THIEVES have taken over parts of Kaduna, Katsina and Zamfara States.
The police and governments of those States have conceded that part of the country to marauders and they have no shame in confessing there is no solution to a situation that shows that plays up the insecurity in the country.
Each time the marauders strike, they operate without let. They arrive on time, the people know them, the traditional rulers are in mortal fear of them. When they are operating they take anything they want, including food and money.
The group that comprises about 100 armed men has become a feature of Birnin Gwari whose emir Alhaji Zubairu Jibril II, ran to Kaduna for succour.
He got none. Policemen have been killed, their stations burnt, inmates released and ATM machines blown up.
Governor of Kaduna State, Alhaji Mukhtar Ramalan Yero, listened to the emir’s cries, “The entire Birnin Gwari Emirate has been overtaken by armed robbers.
Unless the state government takes a drastic step towards arresting the situation, it will come to a point where the villagers will be forced to abandon the community. The armed bandits have taken over our land.”
These cries of desperation would have been unnecessary if governments were fulfilling their obligations to the people. The most important of these is security. Without security, it is more challenging to tackle other areas that can improve the lives of the people.
How were the people supposed to take the reaction of the governor? “This is a serious problem indeed. But it is a responsibility of the three states that share boundaries with Birnin Gwari.

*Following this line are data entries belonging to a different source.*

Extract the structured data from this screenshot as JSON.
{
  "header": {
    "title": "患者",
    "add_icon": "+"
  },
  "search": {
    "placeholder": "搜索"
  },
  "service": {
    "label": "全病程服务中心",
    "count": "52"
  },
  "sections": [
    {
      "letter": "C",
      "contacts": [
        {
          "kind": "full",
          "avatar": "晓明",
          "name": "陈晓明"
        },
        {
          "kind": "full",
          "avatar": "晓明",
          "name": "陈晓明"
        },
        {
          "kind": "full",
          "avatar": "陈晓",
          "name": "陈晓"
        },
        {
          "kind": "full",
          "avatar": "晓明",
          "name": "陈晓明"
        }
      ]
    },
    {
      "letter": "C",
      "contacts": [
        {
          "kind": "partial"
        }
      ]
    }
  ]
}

I want to assure the Emir that this administration would do everything humanly possible to assist the community. I urge you to enjoin your subjects to pray to God for a lasting solution”.
Hours after the emir laid his pleas, Birnin Gwari was raided, visited with the same venom that the marauders unleash whenever they arrive.
Would the governor blame the people of Birnin Gwari for not praying enough? When did prayers become the substitute for government’s constitutional role of providing security?
Birnin Gwari, like so many outer parts of the country where presence of security agencies is minimal, and governments’ indifference to the security of areas that do not produce core minerals on which the economy runs, makes the case for state police stronger.
If states that harbour Birnin Gwari had their own security arrangements, they would have been in a better position to deal with the matter.
Authorities in Kaduna sound like the constitution-promised welfare and security of the people as the primary purpose of government excludes the peoples of Birnin Gwari. It is bizarre.